IBM has announced a new model in its PureData for Analytics (previously Netezza) range. The previously existing model is now designated the N1001 and the new model the N2001. The big difference between the two is that the N2001 offers significantly improved performance and efficiency.
Let's talk about performance first. To begin with, the N2001 uses faster components throughout: faster disks, faster FPGAs (field programmable gate arrays) and faster CPUs. That's only to be expected with a new generation of hardware. However, IBM has also amended the architecture. Historically, there was one disk for each FPGA and CPU but in the N2001 that 1:1:1 ratio has changed to 2.5 disks per FPGA.
The idea of having a fractional number of disks per FPGA might not be intuitively obvious as a concept but the way that this works is that each FPGA engine reads a page for a disk as quickly as it can, and then it's ready for the next one. So, that's how you get this aggregate figure. The other question one might ask is why it would be good idea to have more than one disk per FPGA in the first place? After all, the whole point of FPGAs is that, in effect, you can stream data directly from disk to the FPGA, thereby getting much greater throughput. If it was a good idea to have more than one disk per FPGA why didn't Netezza do that previously? The answer to that is that FPGA technology is and has been advancing more rapidly than disk technology and the increased number of logic gates in the latest generation of FPGAs means that they can handle greater capacity even though the disks themselves are larger (now at 600 GB). What this all means is that you get an effective scan rate (assuming 4x compression) of 128 GB/sec, which compares (very) favourably with competitive figures from the likes of Teradata and Oracle.
In terms of configuration the N2001 is available starting with half a rack, which has 96Tb user capacity (assuming 4x compression), and scales up to 4 racks.
I mentioned earlier that this release is not just about improved performance (overall the company reckons 3x) but also about efficiency. Because there is more capacity per rack there is less floor space required and power and cooling costs are reduced both because of that fact and generically because of the more efficient hardware being used. So on-going costs should compare favourably with competitors. Also, the 34 spare disks per rack represent an increase in this number, which should mean fewer callouts. RAID 1 mirroring is used.

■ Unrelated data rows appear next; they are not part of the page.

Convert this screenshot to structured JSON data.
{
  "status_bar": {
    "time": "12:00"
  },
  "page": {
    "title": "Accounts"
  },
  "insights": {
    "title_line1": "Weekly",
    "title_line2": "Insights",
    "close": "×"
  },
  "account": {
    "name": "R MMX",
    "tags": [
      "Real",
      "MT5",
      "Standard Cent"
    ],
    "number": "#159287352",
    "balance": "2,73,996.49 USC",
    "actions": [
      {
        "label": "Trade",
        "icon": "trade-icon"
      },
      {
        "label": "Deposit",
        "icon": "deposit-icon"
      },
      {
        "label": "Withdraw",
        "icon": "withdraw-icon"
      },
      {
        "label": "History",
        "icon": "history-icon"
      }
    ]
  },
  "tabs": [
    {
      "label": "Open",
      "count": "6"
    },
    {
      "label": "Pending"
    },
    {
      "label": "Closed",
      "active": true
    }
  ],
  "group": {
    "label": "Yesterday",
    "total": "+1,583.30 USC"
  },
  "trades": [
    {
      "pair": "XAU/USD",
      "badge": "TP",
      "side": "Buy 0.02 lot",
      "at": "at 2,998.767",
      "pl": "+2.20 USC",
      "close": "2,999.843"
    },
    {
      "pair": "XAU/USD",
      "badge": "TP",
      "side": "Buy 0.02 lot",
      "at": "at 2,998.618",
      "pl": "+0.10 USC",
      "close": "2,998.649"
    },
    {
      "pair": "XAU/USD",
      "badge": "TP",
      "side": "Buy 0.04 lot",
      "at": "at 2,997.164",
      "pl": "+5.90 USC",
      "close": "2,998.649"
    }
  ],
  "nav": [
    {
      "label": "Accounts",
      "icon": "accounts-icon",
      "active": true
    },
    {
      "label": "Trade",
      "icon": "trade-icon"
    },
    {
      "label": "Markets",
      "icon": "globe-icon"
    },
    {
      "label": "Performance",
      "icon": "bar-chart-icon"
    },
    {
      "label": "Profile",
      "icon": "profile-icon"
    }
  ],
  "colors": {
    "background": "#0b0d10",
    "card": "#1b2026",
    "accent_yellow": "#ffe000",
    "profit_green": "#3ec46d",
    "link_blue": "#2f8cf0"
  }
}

One final point on the hardware side is the N2001 will be available as the analytic accelerator on z/series.
Going back to efficiency there is also an improved software component being released, namely NZPortal 2.0. This provides a web-based environment for all administrative, monitoring and capacity planning purposes, with both new functions and improved usability.
Finally, it's worth thinking about in-memory and SSD technology. Competitors to Netezza will argue that in-memory technology will ultimately make its FPGA design obsolete. Well, that may be true but it isn't going to happen soon. In any case, I think it's safe to say that IBM has its eye on this particular ball so it's not something that I would worry about. In the meantime the N2001 looks impressive and should keep IBM/Netezza well ahead of the chasing pack in terms of price/performance.